TOWNSVILLE ORTHODONTIC SPECIALISTS
Obstructive Sleep Apnoea (OSA) in Children
There is no doubt that many of us are not getting enough sleep and as any new parent will agree, sleep deprivation is a form of torture. Imagine how you would feel if you were woken from your sleep several times every hour for the whole night, every night, for years. This is what can happen to a child with Obstructive Sleep Apnoea (OSA).
Airflow can be almost completely obstructed for periods varying from a few seconds up to 30 seconds, several times every hour. This obstruction often results from collapse of the narrow airway behind the tongue and less oxygen reaches the blood. The chest wall heaves, a wheeze can be heard and the child does not have a deep restful sleep. In the short term, behavioural problems and learning difficulties may arise. In the long-term, cardiovascular problems can develop. Despite its media exposure, OSA is only a small part of the much larger field of Sleep Medicine and is not the same as snoring or ‘mouth-breathing’. The field of Sleep Medicine is a medical specialty involving the investigation, diagnosis and treatment of sleep abnormalities including OSA.
OSA can affect 3% of otherwise healthy children, affecting males and females equally, with a peak incidence from 2–6 years old. The risk factors include large tonsils and adenoids, obesity, neuromuscular conditions and craniofacial syndromes.

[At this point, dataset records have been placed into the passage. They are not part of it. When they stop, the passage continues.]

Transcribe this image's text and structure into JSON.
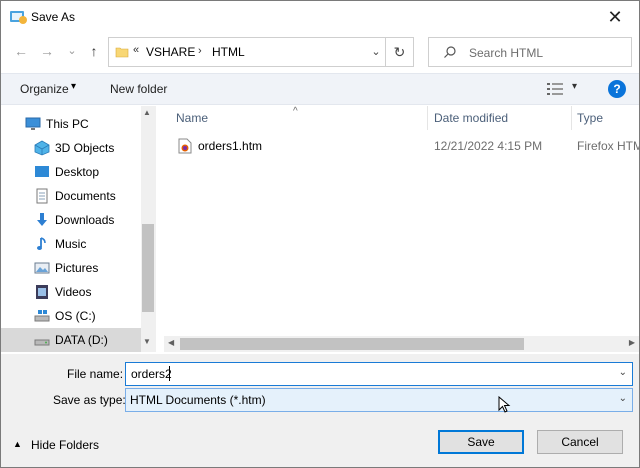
{
  "window": {
    "title": "Save As",
    "close_glyph": "✕"
  },
  "nav": {
    "back_glyph": "←",
    "forward_glyph": "→",
    "recent_glyph": "⌄",
    "up_glyph": "↑",
    "overflow": "«",
    "path": [
      "VSHARE",
      "HTML"
    ],
    "separator": "›",
    "dropdown_glyph": "⌄",
    "refresh_glyph": "↻"
  },
  "search": {
    "placeholder": "Search HTML"
  },
  "toolbar": {
    "organize_label": "Organize",
    "organize_caret": "▾",
    "new_folder_label": "New folder",
    "view_caret": "▾",
    "help_label": "?"
  },
  "sidebar": {
    "items": [
      {
        "label": "This PC",
        "icon": "monitor-icon"
      },
      {
        "label": "3D Objects",
        "icon": "cube-icon"
      },
      {
        "label": "Desktop",
        "icon": "desktop-icon"
      },
      {
        "label": "Documents",
        "icon": "documents-icon"
      },
      {
        "label": "Downloads",
        "icon": "download-icon"
      },
      {
        "label": "Music",
        "icon": "music-icon"
      },
      {
        "label": "Pictures",
        "icon": "pictures-icon"
      },
      {
        "label": "Videos",
        "icon": "videos-icon"
      },
      {
        "label": "OS (C:)",
        "icon": "drive-icon"
      },
      {
        "label": "DATA (D:)",
        "icon": "drive-icon"
      }
    ],
    "selected": "DATA (D:)"
  },
  "file_list": {
    "columns": [
      "Name",
      "Date modified",
      "Type"
    ],
    "sort_glyph": "^",
    "rows": [
      {
        "name": "orders1.htm",
        "date": "12/21/2022 4:15 PM",
        "type": "Firefox HTM"
      }
    ]
  },
  "form": {
    "file_name_label": "File name:",
    "file_name_value": "orders2",
    "save_type_label": "Save as type:",
    "save_type_value": "HTML Documents (*.htm)",
    "dropdown_glyph": "⌄"
  },
  "footer": {
    "hide_folders_label": "Hide Folders",
    "hide_caret": "▲",
    "save_label": "Save",
    "cancel_label": "Cancel"
  },
  "colors": {
    "accent": "#0078d7",
    "toolbar_bg": "#f0f3f8",
    "selected_bg": "#d9d9d9",
    "help_blue": "#0a74da"
  }
}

Patients supposedly develop long ‘adenoid’ faces with ‘narrow’ palates, dental malocclusion including ‘cross bites’. Despite these claims, recent good quality research has shown that ‘not all OSA patients have altered facial morphology and not all patients with altered facial morphology have OSA’. There is no simple cause and effect relationship.
Dentistry has become involved in OSA, however, dentists cannot diagnose OSA. Dentists can be involved in screening for OSA using a clinical history and a PSQ (Paediatric Sleep Questionnaire), which is also available online. The definitive test is Polysomnography (a sleep test). Over diagnosing will often lead to unnecessary, expensive and ineffective over treatment. Under diagnosing may lead to serious future health problems.
It is best to have the diagnosis and treatment recommendations made by the true experts in the field – the Sleep Physician or Ear, Nose and Throat (ENT) Specialist.
Once accurately diagnosed, treatment options may involve weight loss, the removal of tonsils and adenoids, the prescription of anti-inflammatory nasal drugs, use of an oxygen mask at night (CPAP), or oral appliances to bring the lower jaw forward. Any oral appliance can cause changes in tooth position, which can result in orthodontic problems. Orthodontic treatment specifically for OSA (e.g. widening the top jaw with expanders or bringing the lower jaw forward) should only be considered when other medical treatments have failed and only on the recommendation of a specialist medical practitioner.
What should parents do?
Check your child after they have been asleep for a while. Spend five minutes watching for these signs:
• Do they snore?
• Do they breathe through their mouth?
• Do they stop breathing for periods greater than 10 seconds?
• Is their chest wall heaving yet still struggling for breath?
• Are they restless and sweaty during sleep?
• Are their daytime energy levels low?
• Are they hyperactive or having learning problems?
If you suspect that your child has any breathing abnormality, please consult with your local medical GP who can decide if referral to an ENT Specialist or a Sleep Physician is warranted. Referral from a medical practitioner will attract a Medicare rebate.
If orthodontic treatment is recommended by your medical practitioner, please see a registered specialist orthodontist.